The book of Job is filled with unanswered questions, and things that human beings simply cannot know. But Job knows at least one thing, and it is stated here in our text—in the midst of his suffering, and in the midst of his wrongful complaint against God, we have this remarkable testimony of faith. This shining testimony sits in the midst of his complaints the same way the godly Job himself sat on the ash heap. Job knows that His redeemer lives, and that his redeemer is going to stand upon the earth at the latter day. Job also affirms his belief in the resurrection of the dead—after his body is destroyed by worms, Job affirms that in his body he is going to see God. Where did that come from?
The Structure of the Book
The first part of the book is the prologue in Heaven, where Satan challenges God with regard to Job’s motives. The result of this is a series of calamities that befall Job. The center of the book is made up of a series of debates that Job has with his three friends, cycling through three times. Then Elihu, a comparatively young man, enters the debate with his rebuke. After this God speaks to Job from the whirlwind, Job repents before God, and his prosperity is restored.
The Actual Situation
The land of Uz is likely part of Edom (Lam. 4:21), to the east of Israel. Eliphaz was a Temanite, and Teman was one of the great chieftains of Edom (Gen. 36:15). Bildad is a descendant of Abraham through Keturah (Gen. 25:2), and they all settled to the east, where Edom was.

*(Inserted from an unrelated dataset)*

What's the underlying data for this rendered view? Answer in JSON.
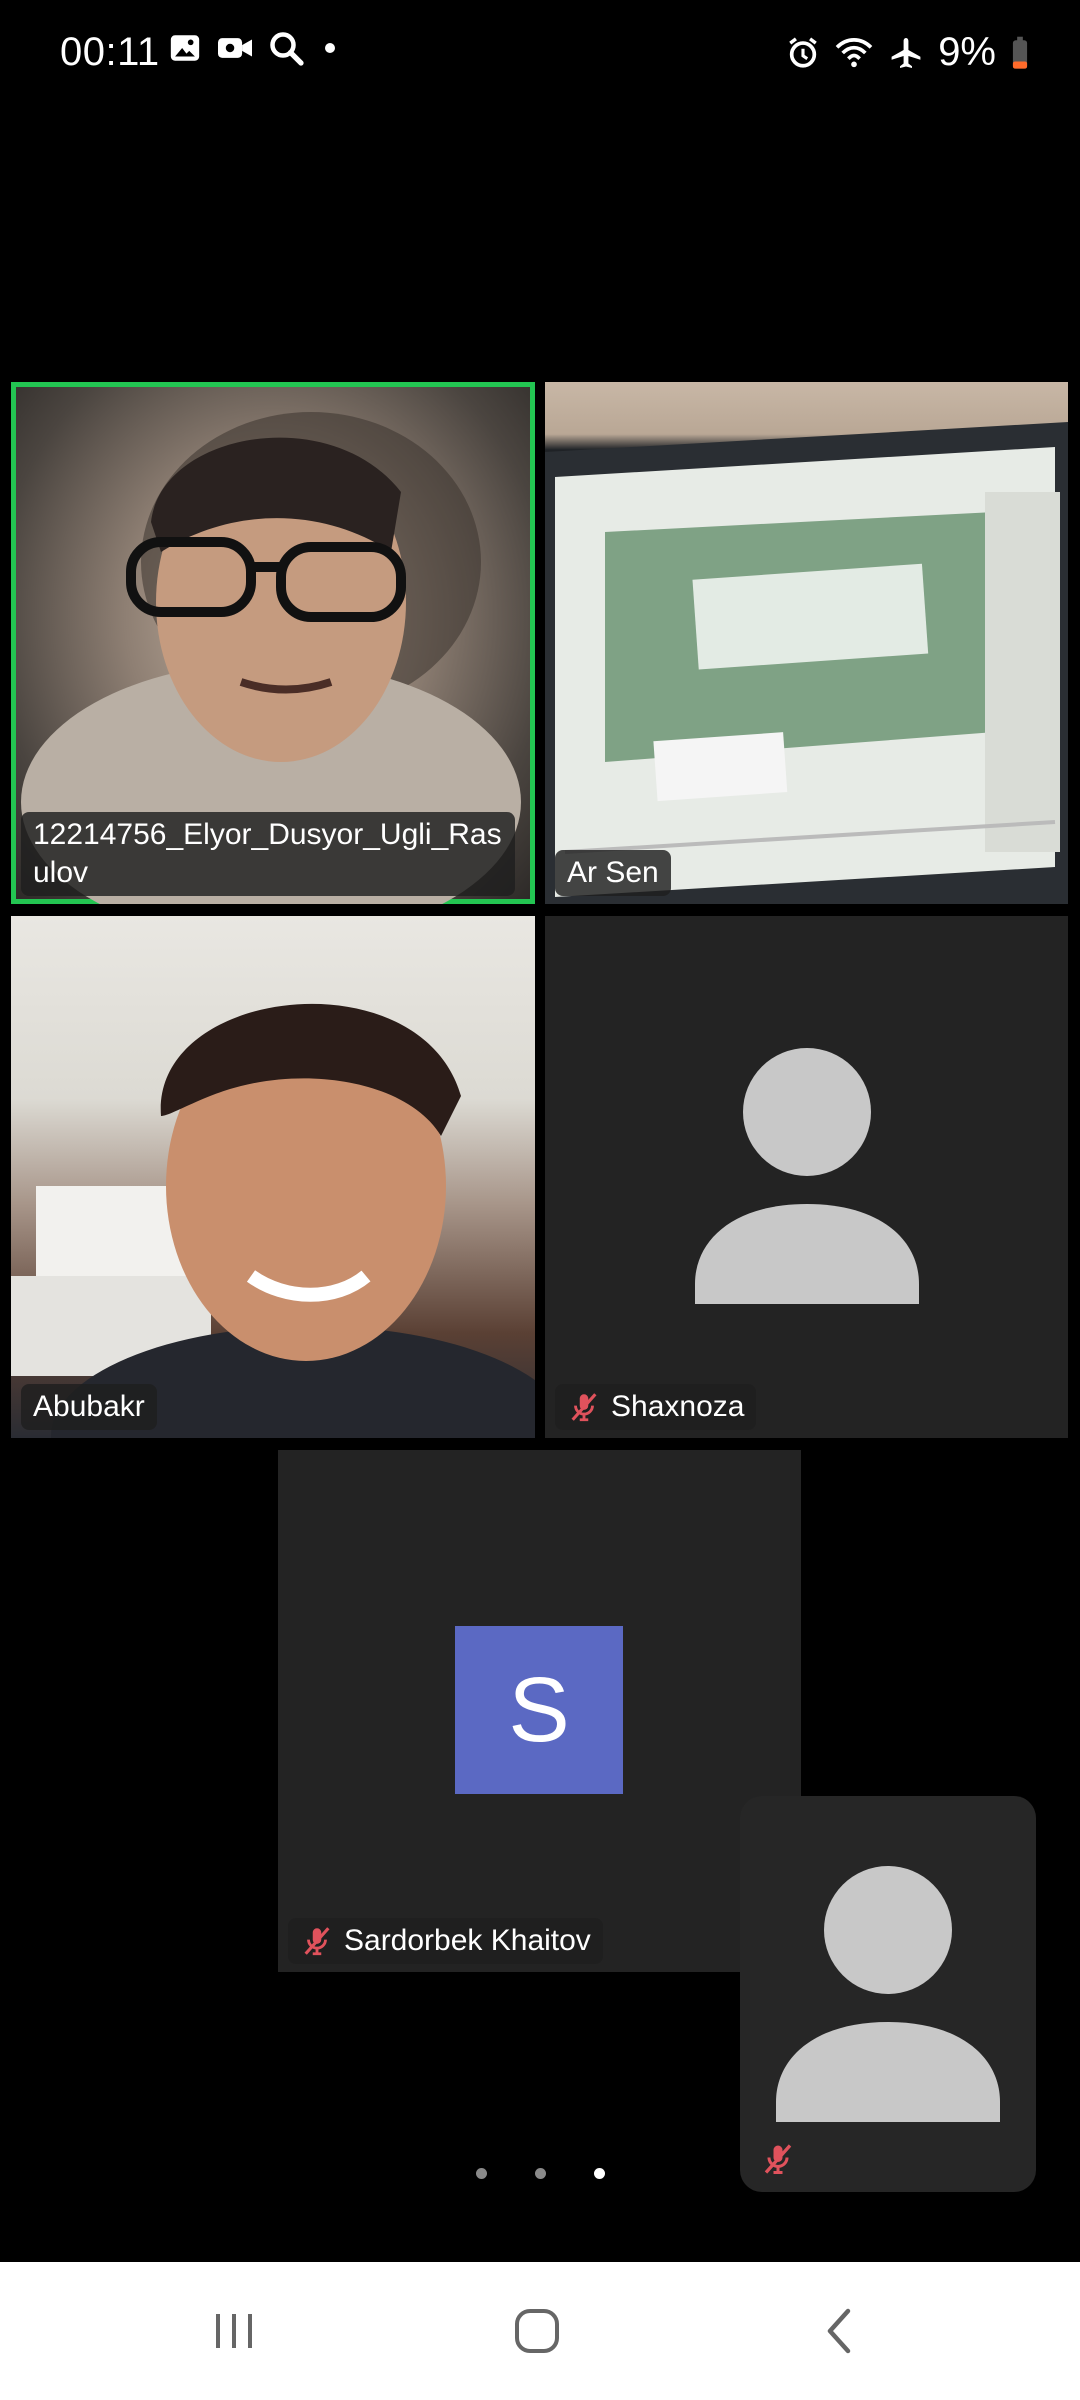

Zophar lived in the same general area as the other two. Elihu is identified as a Buzite, and Buz was the nephew of Uz.
We know from Scripture that Job was an enormously important man, the greatest of the men of the east (Job 1:3). For all intents and purposes, he was the king (Job 19:9). The Septuagint contains an additional paragraph at the end of the book that identifies Job with Jobab (Gen. 36:33-35), the second king of Edom. This means that the well-being of that society was dependent on Job prospering, since he was the head. So picture Job as the leader of that society, now come to disaster, and his three friends as cabinet members, trying to talk him into taking one for the team. This is not an example of three friends as private busybodies. This is politics. The future wellbeing of their whole society was at stake, and Job refuses to admit fault. He refuses to be the scapegoat.
The problem with Job’s counselors is not that they were wrong, but rather that they were rightwoodenly. The Bible does teach that God is not mocked—there is a correlation between what a man sows and what he reaps (Gal. 6:7). That correlation is real, and this is why the wisdom of Proverbs teaches us to look for such correlations. Do you see a lazy man? Look for poverty (Prov. 24:33-343). Do you see a drunkard? Look for hallucinations (Prov. 23:31-35). Do you see a skirt-chaser? Look for death (Prov. 7:27). But don’t look for these things within thirty minutes (Ps. 37:35), and don’t affirm the consequent (John 9:3). Just because it is a fact that sin leads to hard consequences, it does not follow that hard consequences mean that there had to have been sin.
We do live in a world where there is moral cause and effect, but we are cautioned by this book (as by little else) not to be too tidy about it. At the same time, how does the book end? Job has all his prosperity restored.
My Redeemer Lives
This passage is a great creedal statement. Job knows that it is going to be momentous, and wants what he is about to say to be graven on a rock with a pen of iron. This is important, what he is about to say. And given what he was saying earlier in the chapter, it appears to come from the wild blue random.
The word rendered redeemer here is the word for kinsman. Because Job has a kinsman- redeemer who will stand in the latter day upon the earth, Job is confident that he also is going to stand upon the earth. He is going to do so in his body after his body has been destroyed. Although Job is restored in this life by the end of the book, he has no expectation of that here. He is looking forward to something else, something outside, something beyond. This is the hope of the resurrection—and our great Justification has led the way.